BERLIN — It started with an email in early 2015: “Hello, this is John Doe. Interested in data?”
“We are very interested,” replied a journalist in Munich.
The exchange resulted in internal documents from Mossack Fonseca — a Panama law firm that creates anonymous offshore companies around the world — being sent to staff at the Süddeutsche Zeitung, a large German daily. The newspaper had been involved in tax-haven investigations before.
The newspaper received about 2.6 terabytes (2,600 gigabytes) worth of information detailing how leaders, celebrities and athletes from around the globe acquired shell companies that can enable owners to cover up their dealings, and hide money.
The newspaper, which described in an article how it acquired the trove of documents, said the source of the material wanted no financial compensation. The source asked only for encryption and other security measures: “There are a couple of conditions. My life is in danger. We will only chat over encrypted files. No meetings, ever. The choice of stories is up to you.”
Asked why the source was leaking the documents, the reply was: “I want to make these crimes public.”
“He said that they must be stopped,” the newspaper’s Bastian Obermayer, who was involved in the project, said in a video. “It’s rotten business they are doing.”
After receiving the data, the newspaper’s staff — realizing the 11. 5 million documents would be too much to take on for one newspaper, brought it to the Washington, D.C.-based International Consortium of Investigative Journalists (ICIJ).
In one case two years ago, a whistle-blower sold internal Mossack Fonseca data to German authorities. That data was much older and smaller in scope, the newspaper said. It addressed a few hundred offshore companies and led investigators to search the homes and offices of about 100 people.
In the end, major German banks including Commerzbank and Hypovereinsbank paid millions of euros in fines. Since then, other countries have also acquired data from the initial smaller leak, among them the United States, the United Kingdom and Iceland.
Still, the Panama Papers is the largest project by far for the newspaper. It involved around 400 journalists from more than 100 media organizations in over 80 countries, some of whom worked on the earlier tax haven stories, according to the newspaper.
The documents are primarily comprised of emails, pdf files, photo files and excerpts of an internal Mossack Fonseca database. It covers a period spanning from the 1970s to December 2015, according to the ICIJ.
“The sheer number of people we found in the data is becoming clear to us — dictators, Japanese mafia, Sicilian mafia, Russia mafia, weapons dealers, drug dealers, pedophiles,” the newspaper’s Frederik Obermaier, who also worked on the project, said in the video.

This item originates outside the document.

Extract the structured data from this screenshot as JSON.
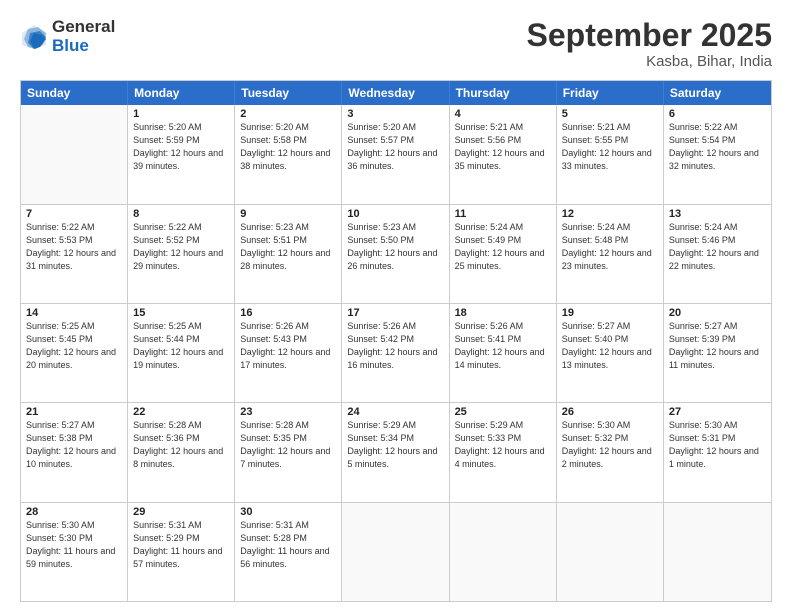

“You start to feel a little nervous when you realize that this one leak is going to expose them all, and that it all started at the Sueddeutsche Zeitung.”